> [Assignment]
Show every line of the data below that includes the word "subtitle".

> [Extracted information]

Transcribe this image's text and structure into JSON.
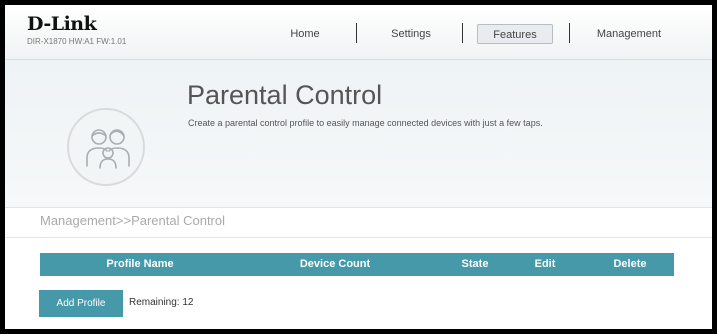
{
  "header": {
    "logo": "D-Link",
    "device_info": "DIR-X1870 HW:A1 FW:1.01",
    "nav": [
      {
        "label": "Home",
        "active": false
      },
      {
        "label": "Settings",
        "active": false
      },
      {
        "label": "Features",
        "active": true
      },
      {
        "label": "Management",
        "active": false
      }
    ]
  },
  "banner": {
    "icon": "family-icon",
    "title": "Parental Control",
    "description": "Create a parental control profile to easily manage connected devices with just a few taps."
  },
  "breadcrumb": "Management>>Parental Control",
  "table": {
    "columns": [
      "Profile Name",
      "Device Count",
      "State",
      "Edit",
      "Delete"
    ],
    "rows": []
  },
  "actions": {
    "add_profile_label": "Add Profile",
    "remaining_label": "Remaining:",
    "remaining_count": "12"
  },
  "colors": {
    "accent": "#4599a9",
    "title_text": "#555555"
  }
}
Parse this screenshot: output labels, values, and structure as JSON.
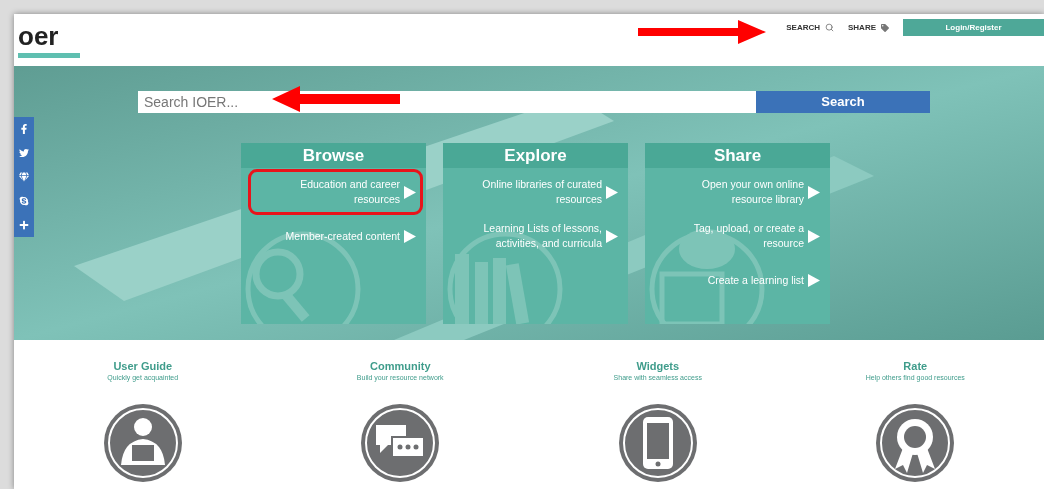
{
  "header": {
    "logo": "oer",
    "nav": [
      {
        "label": "SEARCH",
        "kind": "search"
      },
      {
        "label": "SHARE",
        "kind": "tag"
      }
    ],
    "login_button": "Login/Register"
  },
  "search": {
    "placeholder": "Search IOER...",
    "button": "Search"
  },
  "social": [
    {
      "kind": "facebook"
    },
    {
      "kind": "twitter"
    },
    {
      "kind": "gem"
    },
    {
      "kind": "skype"
    },
    {
      "kind": "plus"
    }
  ],
  "cards": [
    {
      "title": "Browse",
      "kind": "magnifier",
      "items": [
        {
          "label": "Education and career resources",
          "highlighted": true
        },
        {
          "label": "Member-created content",
          "highlighted": false
        }
      ]
    },
    {
      "title": "Explore",
      "kind": "books",
      "items": [
        {
          "label": "Online libraries of curated resources",
          "highlighted": false
        },
        {
          "label": "Learning Lists of lessons, activities, and curricula",
          "highlighted": false
        }
      ]
    },
    {
      "title": "Share",
      "kind": "tablet",
      "items": [
        {
          "label": "Open your own online resource library",
          "highlighted": false
        },
        {
          "label": "Tag, upload, or create a resource",
          "highlighted": false
        },
        {
          "label": "Create a learning list",
          "highlighted": false
        }
      ]
    }
  ],
  "features": [
    {
      "title": "User Guide",
      "subtitle": "Quickly get acquainted",
      "kind": "reader"
    },
    {
      "title": "Community",
      "subtitle": "Build your resource network",
      "kind": "chat"
    },
    {
      "title": "Widgets",
      "subtitle": "Share with seamless access",
      "kind": "tablet"
    },
    {
      "title": "Rate",
      "subtitle": "Help others find good resources",
      "kind": "ribbon"
    }
  ]
}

> [Answer area]
      "subtitle": "Quickly get acquainted",
      "subtitle": "Build your resource network",
      "subtitle": "Share with seamless access",
      "subtitle": "Help others find good resources",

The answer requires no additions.